Now one of the students has become a teacher. While the Monzos were at a retirement dinner for a colleague, Joe was approached about teaching in the program. “I thought on it for a few days and decided to do it,” recalls Joe. He began teaching in the program in Fall 2015 as instructor for the Financial Management of Public Programs course. But it wasn’t his first experience with teaching, since the experienced administrator had been an instructor for Rutgers Center for Government Services in the Certified Municipal Finance Officer program and revised the Municipal Budget Textbook used in that program.
Being an instructor for the EMPA program has been another important career step for Joe. He adds, “Teaching in the EMPA program allows me to take 35 years of experience at many levels of government and use it constructively. I can see that the students in the program are looking to take the same career advances I was back in 2000, when I first started in the program.”
It’s that breadth of experience that made him a natural choice as an instructor for the program.
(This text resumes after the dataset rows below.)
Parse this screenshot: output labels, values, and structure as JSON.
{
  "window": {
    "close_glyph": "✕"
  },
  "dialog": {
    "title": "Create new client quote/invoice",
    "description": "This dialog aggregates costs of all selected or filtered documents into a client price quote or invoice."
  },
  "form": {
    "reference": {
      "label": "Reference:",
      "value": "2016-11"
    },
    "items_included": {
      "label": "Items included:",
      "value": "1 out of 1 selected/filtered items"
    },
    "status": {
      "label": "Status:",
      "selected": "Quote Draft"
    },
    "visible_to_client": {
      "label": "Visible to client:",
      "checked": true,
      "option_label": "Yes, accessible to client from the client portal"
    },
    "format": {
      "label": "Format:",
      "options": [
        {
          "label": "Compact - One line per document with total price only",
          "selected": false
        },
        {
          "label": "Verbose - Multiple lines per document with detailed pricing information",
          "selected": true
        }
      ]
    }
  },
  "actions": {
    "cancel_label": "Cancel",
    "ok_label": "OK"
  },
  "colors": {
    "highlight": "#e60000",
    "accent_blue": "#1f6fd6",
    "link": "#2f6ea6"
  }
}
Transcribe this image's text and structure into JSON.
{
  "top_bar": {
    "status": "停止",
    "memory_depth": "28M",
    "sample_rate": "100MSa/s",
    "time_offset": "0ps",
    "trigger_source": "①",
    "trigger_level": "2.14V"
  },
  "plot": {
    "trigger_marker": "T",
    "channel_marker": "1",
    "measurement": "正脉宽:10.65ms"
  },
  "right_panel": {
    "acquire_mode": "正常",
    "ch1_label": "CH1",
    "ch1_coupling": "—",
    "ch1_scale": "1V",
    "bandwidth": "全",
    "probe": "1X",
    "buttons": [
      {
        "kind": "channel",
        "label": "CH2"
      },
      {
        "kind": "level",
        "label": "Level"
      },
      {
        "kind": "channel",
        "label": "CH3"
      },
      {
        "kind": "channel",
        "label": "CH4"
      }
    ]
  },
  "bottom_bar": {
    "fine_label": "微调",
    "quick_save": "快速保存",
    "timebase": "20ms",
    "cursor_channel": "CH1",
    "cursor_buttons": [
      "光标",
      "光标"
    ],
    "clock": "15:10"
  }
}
As Angie McGuire, EMPA program director, notes, “He [Joe] has built a very successful career after receiving his MPA from Rutgers…and is now considered one of the most experienced and knowledgeable CFOs—by both practitioners and associations.”
Joe Monzo notes the importance of programs like the EMPA as public service and the current political landscape requires competent thinkers. “Programs like the EMPA are helping to create those individuals,” he adds.
For those considering the Rutgers EMPA program, both Joe and Kathy have advice. Kathy encourages future students to “not go into the program with any set ideas,” as the classes and students who make up the cohort make it a truly unique experience. “Be open to every perspective and think about what you can bring to the team,” she adds.
Likewise, Joe recognizes how the EMPA can help individuals professionally. “If you are feeling ‘stuck’ in your current job and are looking for a personal and professional challenge, then go back to school, he advises. “Remember how much fun you had in high school and college? Well, this is not that. But it is worth the effort if you put in the effort.”